As a reward for turning up, the Emperor named a year in the zodiac after each of these animals, but the race was to determine the order in which each animal would be placed in the zodiac, depending upon the order in which they reached the finish line.

All the animals set off on the course. On the way there was a big river that they had to cross. The Rat had got up and started early, but when it reached the river it felt helpless. But then it saw the strong Ox about to enter the water, so it used its wits and climbed onto the Ox’s head. The Ox was kind and let it ride with him. But as soon as they reached the other side, the wily rat quickly slid down and scampered to the finish line. And so the Rat came first, followed at number two by the diligent Ox.

Tiger and Rabbit were not far behind. Both were fast and competitive, but Tiger was faster and came in third. Rabbit who nimbly crossed the river by hopping on stepping stones and a floating log came fourth.

Everyone thought that the dragon with his magical powers of flight would be in front. But in fact the dragon took a detour to go ashore to help some villagers extinguish a fire. When it returned to the river, it saw that Rabbit was struggling on the log, and so the dragon used its breath to blow it to shore. The Rabbit never found out where the helpful breeze came from, but it finished before the Dragon, who came in at number five.

The Horse wasn’t far behind the Dragon and thought that sixth place was in the bag. However, it hadn’t noticed that the Snake had hitched a ride by wrapping itself around the Horse’s legs to save energy. Just as the finish line was in sight, the snake uncoiled itself and frightened the Horse. The Snake thus slyly slithered to sixth place while the horse came in seventh.

Next up were the Sheep (or Goat in some stories), Monkey and Rooster. They decided to work as a team and made a small raft to help them across the river. When they reached the other side, they dashed to the finish line. The Sheep/Goat reached first followed by the Monkey and the Rooster—ranking at number eight, nine and ten respectively.

That left the Dog and the Pig. The dog was playful and could not help splashing and enjoying itself in the river water while all the others overtook it. It landed up wet and panting to claim the eleventh rank. And where was the Pig? True to its nature, half way into the race it got hungry. So it decided to look for, and eat something to keep it going. But it ate so much that it just had to lie down and nap! When it awoke from its snooze, and made its way to the finish line, all the other animals had long crossed it. The Emperor had almost given up on it, but was happy to assign it the final space in the zodiac.

And so the 12 animals became the Emperor’s guards and were also assigned their place in the zodiac.

There is an interesting Post Script to this story which explains why the Cat is missing from the list.

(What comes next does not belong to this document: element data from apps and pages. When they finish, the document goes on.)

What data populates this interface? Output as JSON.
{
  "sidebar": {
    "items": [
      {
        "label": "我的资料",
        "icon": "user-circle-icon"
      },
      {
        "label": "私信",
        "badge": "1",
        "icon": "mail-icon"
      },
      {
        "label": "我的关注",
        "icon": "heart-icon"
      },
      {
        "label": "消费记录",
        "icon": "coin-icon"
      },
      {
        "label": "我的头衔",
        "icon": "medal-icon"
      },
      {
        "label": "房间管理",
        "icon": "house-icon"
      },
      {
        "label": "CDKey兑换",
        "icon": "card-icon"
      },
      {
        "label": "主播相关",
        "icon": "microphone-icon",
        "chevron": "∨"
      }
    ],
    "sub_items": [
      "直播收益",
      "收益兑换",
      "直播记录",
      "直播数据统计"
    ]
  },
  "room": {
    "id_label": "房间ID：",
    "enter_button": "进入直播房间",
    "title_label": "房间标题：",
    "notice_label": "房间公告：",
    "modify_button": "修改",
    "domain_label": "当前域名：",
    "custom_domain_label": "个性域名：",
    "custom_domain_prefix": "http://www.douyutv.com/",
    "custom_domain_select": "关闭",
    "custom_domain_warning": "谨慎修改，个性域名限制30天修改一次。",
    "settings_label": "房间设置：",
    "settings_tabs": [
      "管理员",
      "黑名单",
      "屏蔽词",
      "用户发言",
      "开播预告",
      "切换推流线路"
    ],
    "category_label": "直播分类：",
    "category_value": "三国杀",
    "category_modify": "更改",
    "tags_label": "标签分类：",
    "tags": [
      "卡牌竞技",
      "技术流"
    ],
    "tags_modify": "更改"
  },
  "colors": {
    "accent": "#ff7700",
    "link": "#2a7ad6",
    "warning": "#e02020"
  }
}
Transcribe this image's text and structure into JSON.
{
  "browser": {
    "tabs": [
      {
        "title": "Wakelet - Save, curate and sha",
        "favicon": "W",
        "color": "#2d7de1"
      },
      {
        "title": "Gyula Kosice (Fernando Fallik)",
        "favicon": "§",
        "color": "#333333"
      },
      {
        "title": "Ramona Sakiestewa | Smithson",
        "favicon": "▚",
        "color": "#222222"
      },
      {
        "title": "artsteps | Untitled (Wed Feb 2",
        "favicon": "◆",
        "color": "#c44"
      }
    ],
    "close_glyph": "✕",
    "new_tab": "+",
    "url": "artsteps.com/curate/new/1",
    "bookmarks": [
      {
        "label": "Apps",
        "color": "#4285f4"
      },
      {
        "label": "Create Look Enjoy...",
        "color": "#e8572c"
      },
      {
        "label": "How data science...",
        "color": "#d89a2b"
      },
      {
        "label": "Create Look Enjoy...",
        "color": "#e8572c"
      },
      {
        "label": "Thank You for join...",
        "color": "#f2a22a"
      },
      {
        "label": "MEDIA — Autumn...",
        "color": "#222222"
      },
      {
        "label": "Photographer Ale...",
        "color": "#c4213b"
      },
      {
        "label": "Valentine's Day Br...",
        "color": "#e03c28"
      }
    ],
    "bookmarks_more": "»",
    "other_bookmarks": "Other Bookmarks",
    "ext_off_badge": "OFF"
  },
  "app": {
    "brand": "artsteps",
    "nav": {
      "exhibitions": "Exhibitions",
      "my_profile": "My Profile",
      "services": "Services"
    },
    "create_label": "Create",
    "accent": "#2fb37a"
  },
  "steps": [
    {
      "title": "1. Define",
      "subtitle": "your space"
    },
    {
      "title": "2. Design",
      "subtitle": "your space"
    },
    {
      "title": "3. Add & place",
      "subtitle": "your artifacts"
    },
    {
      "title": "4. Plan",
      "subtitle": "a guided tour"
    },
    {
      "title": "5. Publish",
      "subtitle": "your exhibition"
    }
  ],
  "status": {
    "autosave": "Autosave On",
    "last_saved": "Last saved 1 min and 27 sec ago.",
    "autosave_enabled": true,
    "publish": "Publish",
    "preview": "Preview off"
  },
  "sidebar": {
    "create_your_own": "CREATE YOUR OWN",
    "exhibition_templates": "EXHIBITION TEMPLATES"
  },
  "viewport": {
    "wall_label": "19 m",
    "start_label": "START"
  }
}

As the tale goes, Cat and Rat were then good friends, and both decided to join the race. But the Cat had a habit of waking up late. So, fearing he might miss the grand race, he asked the Rat to wake him up the next morning. The Rat, however, forgot his promise and left without his best friend.

Alas, when the Cat finally woke up, it was already too late, and he did not make it to the race on time. Hence, there is no year in the Chinese zodiac named after the Cat. And, this is why, until this day, the Cat will always hunt the Rat!

Here’s to the Year of the Rat!

–Mamata